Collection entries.
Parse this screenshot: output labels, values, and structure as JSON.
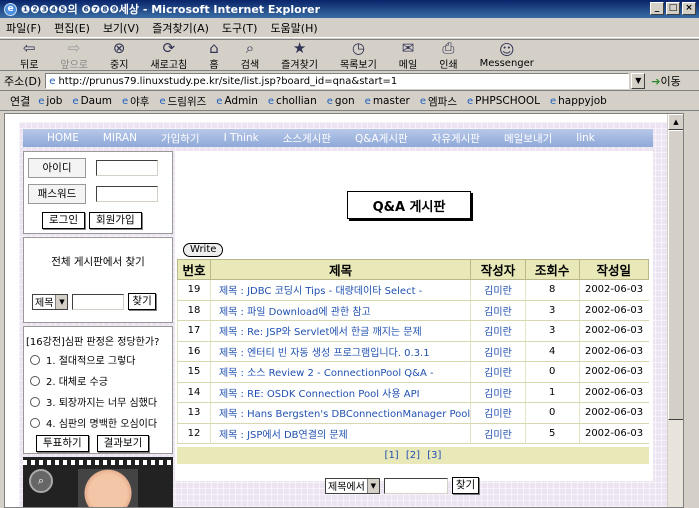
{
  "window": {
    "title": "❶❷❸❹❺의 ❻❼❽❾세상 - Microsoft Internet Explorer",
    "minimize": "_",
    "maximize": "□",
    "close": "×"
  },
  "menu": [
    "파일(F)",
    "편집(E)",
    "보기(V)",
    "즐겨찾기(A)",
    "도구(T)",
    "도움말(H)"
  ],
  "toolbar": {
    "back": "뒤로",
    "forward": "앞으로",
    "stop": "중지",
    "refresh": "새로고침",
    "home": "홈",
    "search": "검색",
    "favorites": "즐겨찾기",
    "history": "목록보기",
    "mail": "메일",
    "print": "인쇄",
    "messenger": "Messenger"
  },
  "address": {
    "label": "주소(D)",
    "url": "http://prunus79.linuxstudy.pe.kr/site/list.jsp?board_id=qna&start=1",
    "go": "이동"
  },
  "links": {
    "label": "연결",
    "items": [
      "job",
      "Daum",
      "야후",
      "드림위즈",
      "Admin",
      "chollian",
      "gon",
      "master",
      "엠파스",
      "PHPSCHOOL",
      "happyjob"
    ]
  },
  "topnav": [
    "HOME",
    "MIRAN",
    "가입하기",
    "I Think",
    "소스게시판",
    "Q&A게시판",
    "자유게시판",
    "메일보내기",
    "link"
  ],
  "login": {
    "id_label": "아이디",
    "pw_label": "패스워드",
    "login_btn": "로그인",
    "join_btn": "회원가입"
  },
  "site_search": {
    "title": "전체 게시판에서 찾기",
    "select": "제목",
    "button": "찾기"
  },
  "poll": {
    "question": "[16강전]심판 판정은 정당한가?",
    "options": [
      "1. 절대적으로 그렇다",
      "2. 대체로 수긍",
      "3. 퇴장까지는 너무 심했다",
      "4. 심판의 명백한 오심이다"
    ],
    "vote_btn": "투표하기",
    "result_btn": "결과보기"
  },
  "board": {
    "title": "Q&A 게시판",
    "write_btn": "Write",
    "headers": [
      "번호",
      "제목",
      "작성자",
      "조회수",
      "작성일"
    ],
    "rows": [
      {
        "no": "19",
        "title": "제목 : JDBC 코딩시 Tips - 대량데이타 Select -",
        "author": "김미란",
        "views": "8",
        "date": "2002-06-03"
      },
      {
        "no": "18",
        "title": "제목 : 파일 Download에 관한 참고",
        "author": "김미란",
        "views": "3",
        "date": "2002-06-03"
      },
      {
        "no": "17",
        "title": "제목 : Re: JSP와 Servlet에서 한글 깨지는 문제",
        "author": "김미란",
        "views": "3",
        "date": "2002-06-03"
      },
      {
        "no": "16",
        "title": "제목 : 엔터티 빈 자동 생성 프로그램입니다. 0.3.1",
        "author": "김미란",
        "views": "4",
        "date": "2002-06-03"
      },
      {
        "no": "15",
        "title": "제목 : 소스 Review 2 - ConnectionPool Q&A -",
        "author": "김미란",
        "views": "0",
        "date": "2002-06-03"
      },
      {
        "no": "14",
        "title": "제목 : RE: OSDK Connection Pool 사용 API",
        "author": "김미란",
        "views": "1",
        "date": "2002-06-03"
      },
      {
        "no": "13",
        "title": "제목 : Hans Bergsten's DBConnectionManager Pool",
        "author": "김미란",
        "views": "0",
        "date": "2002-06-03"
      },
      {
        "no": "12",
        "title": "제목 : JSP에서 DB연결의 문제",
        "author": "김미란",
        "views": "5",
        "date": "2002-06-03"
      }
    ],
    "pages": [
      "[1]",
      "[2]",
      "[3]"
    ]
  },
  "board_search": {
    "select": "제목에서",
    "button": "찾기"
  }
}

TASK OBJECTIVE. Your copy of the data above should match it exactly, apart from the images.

RESULT OF THIS EXERCISE.
Parse this screenshot: output labels, values, and structure as JSON.
{
  "window": {
    "title": "❶❷❸❹❺의 ❻❼❽❾세상 - Microsoft Internet Explorer",
    "minimize": "_",
    "maximize": "□",
    "close": "×"
  },
  "menu": [
    "파일(F)",
    "편집(E)",
    "보기(V)",
    "즐겨찾기(A)",
    "도구(T)",
    "도움말(H)"
  ],
  "toolbar": {
    "back": "뒤로",
    "forward": "앞으로",
    "stop": "중지",
    "refresh": "새로고침",
    "home": "홈",
    "search": "검색",
    "favorites": "즐겨찾기",
    "history": "목록보기",
    "mail": "메일",
    "print": "인쇄",
    "messenger": "Messenger"
  },
  "address": {
    "label": "주소(D)",
    "url": "http://prunus79.linuxstudy.pe.kr/site/list.jsp?board_id=qna&start=1",
    "go": "이동"
  },
  "links": {
    "label": "연결",
    "items": [
      "job",
      "Daum",
      "야후",
      "드림위즈",
      "Admin",
      "chollian",
      "gon",
      "master",
      "엠파스",
      "PHPSCHOOL",
      "happyjob"
    ]
  },
  "topnav": [
    "HOME",
    "MIRAN",
    "가입하기",
    "I Think",
    "소스게시판",
    "Q&A게시판",
    "자유게시판",
    "메일보내기",
    "link"
  ],
  "login": {
    "id_label": "아이디",
    "pw_label": "패스워드",
    "login_btn": "로그인",
    "join_btn": "회원가입"
  },
  "site_search": {
    "title": "전체 게시판에서 찾기",
    "select": "제목",
    "button": "찾기"
  },
  "poll": {
    "question": "[16강전]심판 판정은 정당한가?",
    "options": [
      "1. 절대적으로 그렇다",
      "2. 대체로 수긍",
      "3. 퇴장까지는 너무 심했다",
      "4. 심판의 명백한 오심이다"
    ],
    "vote_btn": "투표하기",
    "result_btn": "결과보기"
  },
  "board": {
    "title": "Q&A 게시판",
    "write_btn": "Write",
    "headers": [
      "번호",
      "제목",
      "작성자",
      "조회수",
      "작성일"
    ],
    "rows": [
      {
        "no": "19",
        "title": "제목 : JDBC 코딩시 Tips - 대량데이타 Select -",
        "author": "김미란",
        "views": "8",
        "date": "2002-06-03"
      },
      {
        "no": "18",
        "title": "제목 : 파일 Download에 관한 참고",
        "author": "김미란",
        "views": "3",
        "date": "2002-06-03"
      },
      {
        "no": "17",
        "title": "제목 : Re: JSP와 Servlet에서 한글 깨지는 문제",
        "author": "김미란",
        "views": "3",
        "date": "2002-06-03"
      },
      {
        "no": "16",
        "title": "제목 : 엔터티 빈 자동 생성 프로그램입니다. 0.3.1",
        "author": "김미란",
        "views": "4",
        "date": "2002-06-03"
      },
      {
        "no": "15",
        "title": "제목 : 소스 Review 2 - ConnectionPool Q&A -",
        "author": "김미란",
        "views": "0",
        "date": "2002-06-03"
      },
      {
        "no": "14",
        "title": "제목 : RE: OSDK Connection Pool 사용 API",
        "author": "김미란",
        "views": "1",
        "date": "2002-06-03"
      },
      {
        "no": "13",
        "title": "제목 : Hans Bergsten's DBConnectionManager Pool",
        "author": "김미란",
        "views": "0",
        "date": "2002-06-03"
      },
      {
        "no": "12",
        "title": "제목 : JSP에서 DB연결의 문제",
        "author": "김미란",
        "views": "5",
        "date": "2002-06-03"
      }
    ],
    "pages": [
      "[1]",
      "[2]",
      "[3]"
    ]
  },
  "board_search": {
    "select": "제목에서",
    "button": "찾기"
  }
}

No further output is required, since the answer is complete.